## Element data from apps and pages
*****

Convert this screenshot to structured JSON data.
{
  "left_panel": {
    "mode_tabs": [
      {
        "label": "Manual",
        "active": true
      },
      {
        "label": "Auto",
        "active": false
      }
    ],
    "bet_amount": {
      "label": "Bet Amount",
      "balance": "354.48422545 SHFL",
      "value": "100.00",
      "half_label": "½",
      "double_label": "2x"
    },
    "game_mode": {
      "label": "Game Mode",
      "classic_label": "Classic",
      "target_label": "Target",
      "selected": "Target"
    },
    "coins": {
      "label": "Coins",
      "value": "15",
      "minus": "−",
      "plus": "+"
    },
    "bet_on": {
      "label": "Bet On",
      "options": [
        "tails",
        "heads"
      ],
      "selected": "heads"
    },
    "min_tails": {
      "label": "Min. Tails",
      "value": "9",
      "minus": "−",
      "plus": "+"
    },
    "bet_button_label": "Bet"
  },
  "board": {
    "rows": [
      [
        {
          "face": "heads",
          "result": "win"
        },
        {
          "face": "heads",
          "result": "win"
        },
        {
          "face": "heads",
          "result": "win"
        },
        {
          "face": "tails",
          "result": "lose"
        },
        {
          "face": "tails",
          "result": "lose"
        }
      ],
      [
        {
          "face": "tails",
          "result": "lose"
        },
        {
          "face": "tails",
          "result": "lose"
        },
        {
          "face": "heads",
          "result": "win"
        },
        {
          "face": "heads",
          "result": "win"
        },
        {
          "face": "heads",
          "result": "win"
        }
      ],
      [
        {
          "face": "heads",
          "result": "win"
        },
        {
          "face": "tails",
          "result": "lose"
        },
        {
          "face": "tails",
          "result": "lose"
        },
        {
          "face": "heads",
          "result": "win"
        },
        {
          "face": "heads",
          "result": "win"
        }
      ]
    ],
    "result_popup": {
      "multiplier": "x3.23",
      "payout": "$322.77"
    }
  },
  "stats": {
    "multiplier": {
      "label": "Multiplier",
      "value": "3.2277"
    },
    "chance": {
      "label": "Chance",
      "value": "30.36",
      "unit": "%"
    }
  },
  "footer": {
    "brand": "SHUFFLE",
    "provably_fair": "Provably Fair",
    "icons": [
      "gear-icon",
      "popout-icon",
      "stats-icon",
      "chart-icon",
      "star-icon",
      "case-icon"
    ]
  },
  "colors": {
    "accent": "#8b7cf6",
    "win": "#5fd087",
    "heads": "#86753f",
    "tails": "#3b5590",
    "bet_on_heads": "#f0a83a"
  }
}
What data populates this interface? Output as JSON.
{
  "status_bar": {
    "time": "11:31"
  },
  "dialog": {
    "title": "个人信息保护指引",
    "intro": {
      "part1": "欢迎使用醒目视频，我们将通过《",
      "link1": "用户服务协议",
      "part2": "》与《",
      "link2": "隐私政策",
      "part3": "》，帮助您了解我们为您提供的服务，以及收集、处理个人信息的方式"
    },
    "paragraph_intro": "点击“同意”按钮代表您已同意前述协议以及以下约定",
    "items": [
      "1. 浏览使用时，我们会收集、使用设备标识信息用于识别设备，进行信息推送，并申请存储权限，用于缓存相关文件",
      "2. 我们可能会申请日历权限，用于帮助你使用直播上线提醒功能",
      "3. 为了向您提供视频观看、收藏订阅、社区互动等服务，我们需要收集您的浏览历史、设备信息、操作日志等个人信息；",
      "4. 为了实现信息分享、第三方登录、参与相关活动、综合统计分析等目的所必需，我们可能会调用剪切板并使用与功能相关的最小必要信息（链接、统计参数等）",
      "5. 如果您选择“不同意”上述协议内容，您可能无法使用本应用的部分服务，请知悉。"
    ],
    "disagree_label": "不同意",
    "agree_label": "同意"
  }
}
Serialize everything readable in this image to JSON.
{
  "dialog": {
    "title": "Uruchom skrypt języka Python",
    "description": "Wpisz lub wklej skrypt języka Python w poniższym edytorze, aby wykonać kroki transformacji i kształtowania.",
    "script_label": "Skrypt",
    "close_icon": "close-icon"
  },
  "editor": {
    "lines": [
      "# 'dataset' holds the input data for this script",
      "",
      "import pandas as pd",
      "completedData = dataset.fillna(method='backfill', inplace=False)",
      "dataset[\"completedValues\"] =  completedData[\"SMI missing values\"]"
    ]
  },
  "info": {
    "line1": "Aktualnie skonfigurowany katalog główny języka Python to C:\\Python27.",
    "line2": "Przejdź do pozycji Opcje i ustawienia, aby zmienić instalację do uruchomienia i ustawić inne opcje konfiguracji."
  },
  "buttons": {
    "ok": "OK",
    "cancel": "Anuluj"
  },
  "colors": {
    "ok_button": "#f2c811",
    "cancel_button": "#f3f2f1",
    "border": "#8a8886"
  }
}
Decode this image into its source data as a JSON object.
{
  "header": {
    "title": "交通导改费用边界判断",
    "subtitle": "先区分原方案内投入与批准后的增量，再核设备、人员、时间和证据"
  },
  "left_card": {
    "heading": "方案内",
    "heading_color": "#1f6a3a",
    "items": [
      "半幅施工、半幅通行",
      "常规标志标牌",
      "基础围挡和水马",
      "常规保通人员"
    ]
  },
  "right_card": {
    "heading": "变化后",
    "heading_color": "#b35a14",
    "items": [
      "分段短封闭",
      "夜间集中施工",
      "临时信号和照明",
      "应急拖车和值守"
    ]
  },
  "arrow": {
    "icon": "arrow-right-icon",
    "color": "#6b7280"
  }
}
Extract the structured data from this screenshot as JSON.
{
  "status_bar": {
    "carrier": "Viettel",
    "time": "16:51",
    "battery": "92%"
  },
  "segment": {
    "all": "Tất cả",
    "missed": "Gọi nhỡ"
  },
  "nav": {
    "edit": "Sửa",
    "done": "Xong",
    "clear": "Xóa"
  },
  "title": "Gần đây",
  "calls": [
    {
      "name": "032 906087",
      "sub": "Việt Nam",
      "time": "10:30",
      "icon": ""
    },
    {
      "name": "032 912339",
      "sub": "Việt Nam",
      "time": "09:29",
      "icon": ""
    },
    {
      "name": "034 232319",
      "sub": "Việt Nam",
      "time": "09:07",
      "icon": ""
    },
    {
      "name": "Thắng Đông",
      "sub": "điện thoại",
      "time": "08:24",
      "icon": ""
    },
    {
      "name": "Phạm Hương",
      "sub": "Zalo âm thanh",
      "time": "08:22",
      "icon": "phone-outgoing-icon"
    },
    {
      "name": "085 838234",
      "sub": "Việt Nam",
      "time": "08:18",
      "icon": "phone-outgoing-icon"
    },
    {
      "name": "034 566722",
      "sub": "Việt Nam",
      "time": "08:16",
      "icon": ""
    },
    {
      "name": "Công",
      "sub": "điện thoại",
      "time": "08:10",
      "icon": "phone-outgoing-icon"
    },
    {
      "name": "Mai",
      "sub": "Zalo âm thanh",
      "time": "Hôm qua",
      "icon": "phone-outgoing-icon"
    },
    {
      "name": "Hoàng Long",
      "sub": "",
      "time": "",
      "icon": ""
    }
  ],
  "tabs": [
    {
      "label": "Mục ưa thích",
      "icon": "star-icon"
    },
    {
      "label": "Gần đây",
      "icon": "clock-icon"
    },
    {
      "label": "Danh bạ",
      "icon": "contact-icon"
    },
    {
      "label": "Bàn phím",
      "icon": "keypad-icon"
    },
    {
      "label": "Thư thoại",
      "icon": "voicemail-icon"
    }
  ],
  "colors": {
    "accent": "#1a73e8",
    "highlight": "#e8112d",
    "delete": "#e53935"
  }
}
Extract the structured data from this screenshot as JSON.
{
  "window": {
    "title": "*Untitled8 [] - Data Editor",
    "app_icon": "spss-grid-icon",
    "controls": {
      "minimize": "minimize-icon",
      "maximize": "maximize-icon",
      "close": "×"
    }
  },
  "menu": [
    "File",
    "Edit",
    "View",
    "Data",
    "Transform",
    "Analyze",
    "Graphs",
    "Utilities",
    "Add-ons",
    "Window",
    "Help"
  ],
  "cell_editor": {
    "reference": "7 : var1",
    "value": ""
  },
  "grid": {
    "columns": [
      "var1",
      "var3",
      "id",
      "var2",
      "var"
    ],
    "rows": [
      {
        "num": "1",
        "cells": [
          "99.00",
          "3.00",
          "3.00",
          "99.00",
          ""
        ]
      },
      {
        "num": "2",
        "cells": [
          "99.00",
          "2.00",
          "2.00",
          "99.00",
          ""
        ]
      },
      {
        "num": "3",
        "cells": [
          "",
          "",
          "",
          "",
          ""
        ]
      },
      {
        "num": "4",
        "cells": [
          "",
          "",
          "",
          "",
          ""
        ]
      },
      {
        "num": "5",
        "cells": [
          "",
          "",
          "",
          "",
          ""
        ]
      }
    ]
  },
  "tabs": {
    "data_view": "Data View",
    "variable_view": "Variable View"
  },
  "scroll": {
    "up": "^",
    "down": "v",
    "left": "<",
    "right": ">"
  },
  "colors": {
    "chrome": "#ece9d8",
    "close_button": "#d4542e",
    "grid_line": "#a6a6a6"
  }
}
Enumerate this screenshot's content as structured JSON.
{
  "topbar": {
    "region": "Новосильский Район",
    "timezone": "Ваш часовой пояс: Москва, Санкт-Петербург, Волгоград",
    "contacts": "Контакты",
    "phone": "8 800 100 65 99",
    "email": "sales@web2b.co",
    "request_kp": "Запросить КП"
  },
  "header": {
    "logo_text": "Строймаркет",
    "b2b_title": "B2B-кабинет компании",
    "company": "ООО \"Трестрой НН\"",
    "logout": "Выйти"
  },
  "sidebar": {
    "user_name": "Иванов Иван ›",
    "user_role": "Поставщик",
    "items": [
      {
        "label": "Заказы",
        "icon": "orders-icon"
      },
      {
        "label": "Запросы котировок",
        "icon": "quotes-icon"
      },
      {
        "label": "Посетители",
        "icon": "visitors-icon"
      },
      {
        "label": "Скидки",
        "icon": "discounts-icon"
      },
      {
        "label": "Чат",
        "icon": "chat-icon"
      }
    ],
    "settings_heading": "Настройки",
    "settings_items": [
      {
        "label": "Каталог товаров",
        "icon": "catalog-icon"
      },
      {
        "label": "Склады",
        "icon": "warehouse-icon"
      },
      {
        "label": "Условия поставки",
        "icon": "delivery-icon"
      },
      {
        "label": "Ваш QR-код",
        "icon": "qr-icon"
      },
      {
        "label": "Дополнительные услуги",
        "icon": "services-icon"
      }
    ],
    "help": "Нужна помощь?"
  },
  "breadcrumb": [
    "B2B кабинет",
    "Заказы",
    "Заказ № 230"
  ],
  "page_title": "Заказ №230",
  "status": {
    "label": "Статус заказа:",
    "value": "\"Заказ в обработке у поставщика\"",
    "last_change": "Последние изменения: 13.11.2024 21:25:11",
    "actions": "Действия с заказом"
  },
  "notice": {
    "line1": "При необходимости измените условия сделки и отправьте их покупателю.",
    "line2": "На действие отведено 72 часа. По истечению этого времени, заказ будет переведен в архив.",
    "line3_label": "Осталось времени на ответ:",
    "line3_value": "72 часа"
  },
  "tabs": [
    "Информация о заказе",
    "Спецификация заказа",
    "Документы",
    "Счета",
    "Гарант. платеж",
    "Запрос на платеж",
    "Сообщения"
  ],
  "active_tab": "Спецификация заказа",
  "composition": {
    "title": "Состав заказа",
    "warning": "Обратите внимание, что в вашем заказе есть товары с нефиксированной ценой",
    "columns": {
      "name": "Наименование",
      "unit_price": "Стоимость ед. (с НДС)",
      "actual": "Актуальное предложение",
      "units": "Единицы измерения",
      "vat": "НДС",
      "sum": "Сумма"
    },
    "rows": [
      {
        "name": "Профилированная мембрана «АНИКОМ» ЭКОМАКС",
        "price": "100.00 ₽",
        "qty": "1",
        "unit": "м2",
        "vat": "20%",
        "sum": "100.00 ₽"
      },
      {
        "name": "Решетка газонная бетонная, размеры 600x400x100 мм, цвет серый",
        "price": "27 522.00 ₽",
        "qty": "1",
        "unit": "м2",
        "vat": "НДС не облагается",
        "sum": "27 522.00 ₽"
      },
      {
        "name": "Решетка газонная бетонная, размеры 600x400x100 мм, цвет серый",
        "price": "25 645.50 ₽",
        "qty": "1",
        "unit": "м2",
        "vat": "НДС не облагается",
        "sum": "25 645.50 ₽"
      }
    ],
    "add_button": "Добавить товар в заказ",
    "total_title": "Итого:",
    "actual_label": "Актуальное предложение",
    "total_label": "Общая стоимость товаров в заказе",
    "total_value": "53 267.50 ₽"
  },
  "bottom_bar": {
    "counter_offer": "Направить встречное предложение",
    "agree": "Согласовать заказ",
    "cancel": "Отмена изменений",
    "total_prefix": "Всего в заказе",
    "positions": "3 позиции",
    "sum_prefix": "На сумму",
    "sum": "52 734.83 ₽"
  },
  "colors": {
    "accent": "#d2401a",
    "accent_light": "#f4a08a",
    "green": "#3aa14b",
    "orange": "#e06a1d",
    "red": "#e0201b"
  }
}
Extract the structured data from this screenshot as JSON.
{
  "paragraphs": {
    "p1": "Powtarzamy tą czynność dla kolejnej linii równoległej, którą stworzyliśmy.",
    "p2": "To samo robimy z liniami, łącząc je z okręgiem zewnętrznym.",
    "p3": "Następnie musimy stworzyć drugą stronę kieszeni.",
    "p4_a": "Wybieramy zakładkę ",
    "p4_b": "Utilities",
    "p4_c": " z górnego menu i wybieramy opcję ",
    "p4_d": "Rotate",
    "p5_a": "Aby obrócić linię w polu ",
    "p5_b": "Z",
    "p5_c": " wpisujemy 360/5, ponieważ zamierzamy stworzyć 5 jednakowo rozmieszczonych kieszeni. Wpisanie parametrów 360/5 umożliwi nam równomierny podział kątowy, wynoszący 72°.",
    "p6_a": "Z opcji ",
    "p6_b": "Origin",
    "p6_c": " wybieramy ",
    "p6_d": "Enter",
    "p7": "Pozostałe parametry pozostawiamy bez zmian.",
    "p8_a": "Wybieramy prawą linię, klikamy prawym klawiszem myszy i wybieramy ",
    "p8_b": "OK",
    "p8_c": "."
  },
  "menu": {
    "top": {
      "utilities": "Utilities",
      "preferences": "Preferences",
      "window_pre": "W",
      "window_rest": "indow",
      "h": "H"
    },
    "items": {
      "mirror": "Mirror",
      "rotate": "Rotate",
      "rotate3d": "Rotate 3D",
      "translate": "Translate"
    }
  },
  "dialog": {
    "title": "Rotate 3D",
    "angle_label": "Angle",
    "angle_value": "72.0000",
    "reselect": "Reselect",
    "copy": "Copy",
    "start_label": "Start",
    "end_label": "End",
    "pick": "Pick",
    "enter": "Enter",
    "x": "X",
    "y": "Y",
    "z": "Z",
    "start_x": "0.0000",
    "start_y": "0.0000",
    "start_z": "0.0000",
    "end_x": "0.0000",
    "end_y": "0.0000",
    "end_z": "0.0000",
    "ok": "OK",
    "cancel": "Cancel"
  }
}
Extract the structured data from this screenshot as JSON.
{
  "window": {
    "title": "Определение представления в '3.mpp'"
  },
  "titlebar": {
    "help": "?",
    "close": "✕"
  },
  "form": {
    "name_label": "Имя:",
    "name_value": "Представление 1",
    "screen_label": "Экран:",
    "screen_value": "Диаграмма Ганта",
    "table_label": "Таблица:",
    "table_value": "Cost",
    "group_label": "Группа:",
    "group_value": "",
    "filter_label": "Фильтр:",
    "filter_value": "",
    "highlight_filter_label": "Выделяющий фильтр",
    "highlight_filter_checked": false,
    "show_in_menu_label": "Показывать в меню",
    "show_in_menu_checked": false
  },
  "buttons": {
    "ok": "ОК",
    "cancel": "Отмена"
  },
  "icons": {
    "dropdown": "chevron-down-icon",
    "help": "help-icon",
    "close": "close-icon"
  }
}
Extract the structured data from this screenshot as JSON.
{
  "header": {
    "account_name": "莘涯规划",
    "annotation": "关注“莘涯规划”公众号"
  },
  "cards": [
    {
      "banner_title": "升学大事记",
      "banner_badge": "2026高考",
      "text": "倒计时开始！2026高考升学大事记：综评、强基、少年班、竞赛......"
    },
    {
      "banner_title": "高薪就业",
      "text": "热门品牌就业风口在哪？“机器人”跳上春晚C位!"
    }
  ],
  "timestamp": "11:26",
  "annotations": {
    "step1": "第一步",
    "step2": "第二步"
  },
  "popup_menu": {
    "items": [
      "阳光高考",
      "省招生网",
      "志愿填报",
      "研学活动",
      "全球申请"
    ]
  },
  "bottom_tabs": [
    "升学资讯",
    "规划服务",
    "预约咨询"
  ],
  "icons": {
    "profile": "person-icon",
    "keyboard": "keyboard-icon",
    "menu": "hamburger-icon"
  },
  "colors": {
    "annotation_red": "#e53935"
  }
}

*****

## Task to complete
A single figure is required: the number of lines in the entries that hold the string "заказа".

## Response to the task
4